● **WHAT YOU ARE ASKED TO DO**: Searching the material below, find each line that includes the word "JSON", and copy it.

▼

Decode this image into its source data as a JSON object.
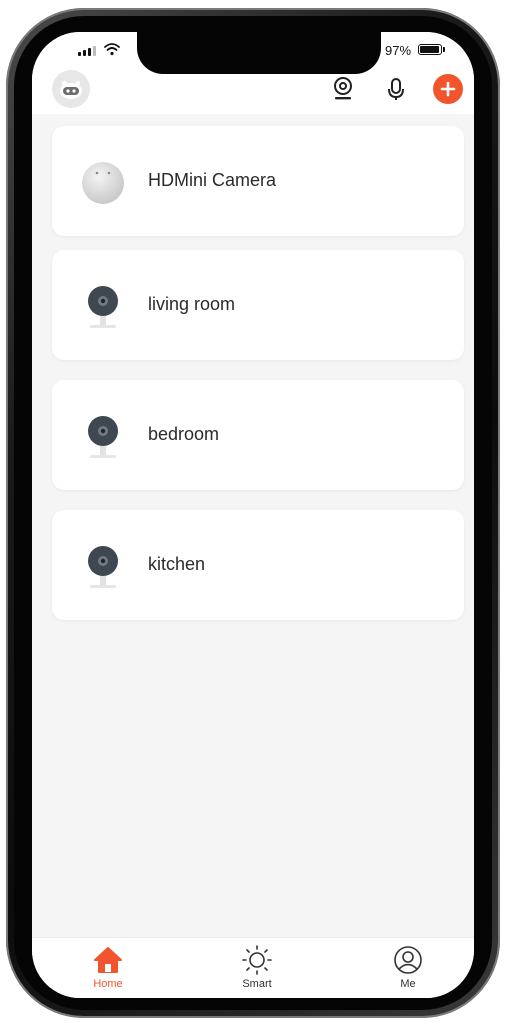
{
  "status_bar": {
    "battery_text": "97%",
    "battery_level": 0.97
  },
  "header": {
    "avatar_icon": "robot-avatar-icon",
    "camera_icon": "camera-icon",
    "mic_icon": "microphone-icon",
    "add_icon": "plus-icon"
  },
  "devices": [
    {
      "name": "HDMini Camera",
      "icon": "mini-camera-icon"
    },
    {
      "name": "living room",
      "icon": "security-camera-icon"
    },
    {
      "name": "bedroom",
      "icon": "security-camera-icon"
    },
    {
      "name": "kitchen",
      "icon": "security-camera-icon"
    }
  ],
  "tabs": [
    {
      "label": "Home",
      "icon": "home-icon",
      "active": true
    },
    {
      "label": "Smart",
      "icon": "sun-icon",
      "active": false
    },
    {
      "label": "Me",
      "icon": "user-icon",
      "active": false
    }
  ],
  "colors": {
    "accent": "#f2542d",
    "background": "#f5f5f5",
    "card": "#ffffff"
  }
}
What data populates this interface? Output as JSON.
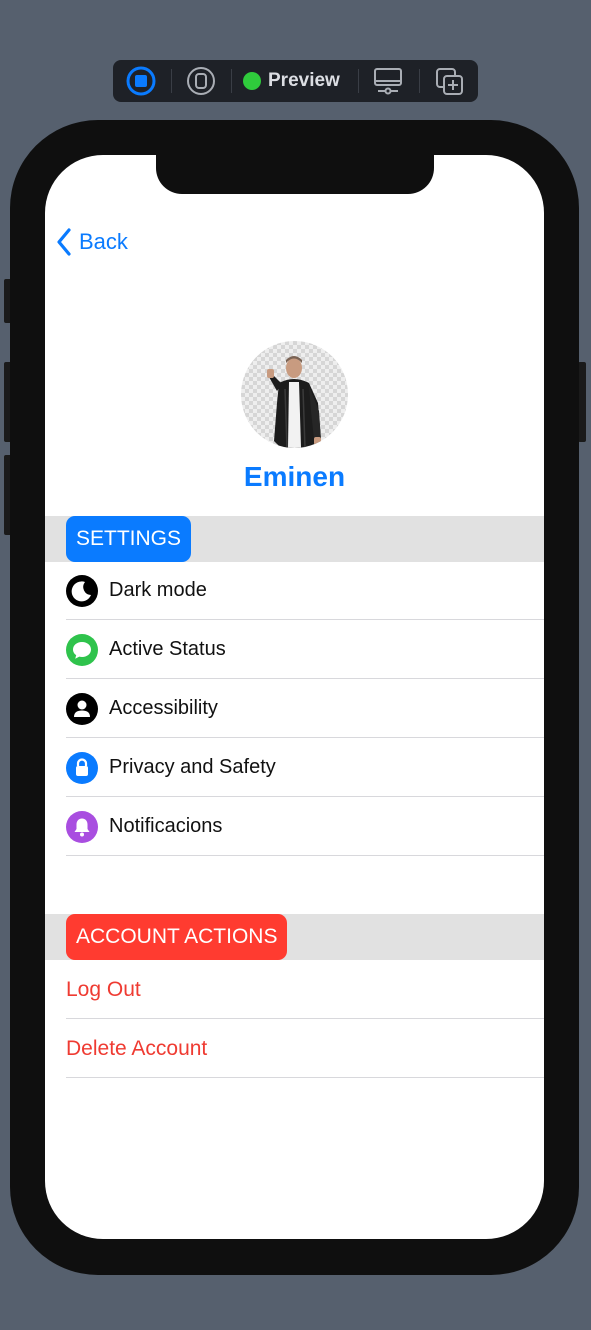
{
  "toolbar": {
    "status_label": "Preview",
    "status_color": "#2fcb3c",
    "icons": [
      "live-preview-icon",
      "variant-icon",
      "device-settings-icon",
      "duplicate-icon"
    ]
  },
  "nav": {
    "back_label": "Back",
    "tint_color": "#0a7bff"
  },
  "profile": {
    "name": "Eminen"
  },
  "settings_section": {
    "title": "SETTINGS",
    "badge_color": "#0a7bff",
    "items": [
      {
        "label": "Dark mode",
        "icon": "moon-icon",
        "icon_color": "#000000"
      },
      {
        "label": "Active Status",
        "icon": "message-bubble-icon",
        "icon_color": "#2fc34c"
      },
      {
        "label": "Accessibility",
        "icon": "person-icon",
        "icon_color": "#000000"
      },
      {
        "label": "Privacy and Safety",
        "icon": "lock-icon",
        "icon_color": "#0a7bff"
      },
      {
        "label": "Notificacions",
        "icon": "bell-icon",
        "icon_color": "#a94ee0"
      }
    ]
  },
  "account_section": {
    "title": "ACCOUNT ACTIONS",
    "badge_color": "#ff3b30",
    "items": [
      {
        "label": "Log Out"
      },
      {
        "label": "Delete Account"
      }
    ]
  }
}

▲

● **OUTPUT BELOW**:
Decode this image into its source data as a JSON object.
What data populates this interface? Output as JSON.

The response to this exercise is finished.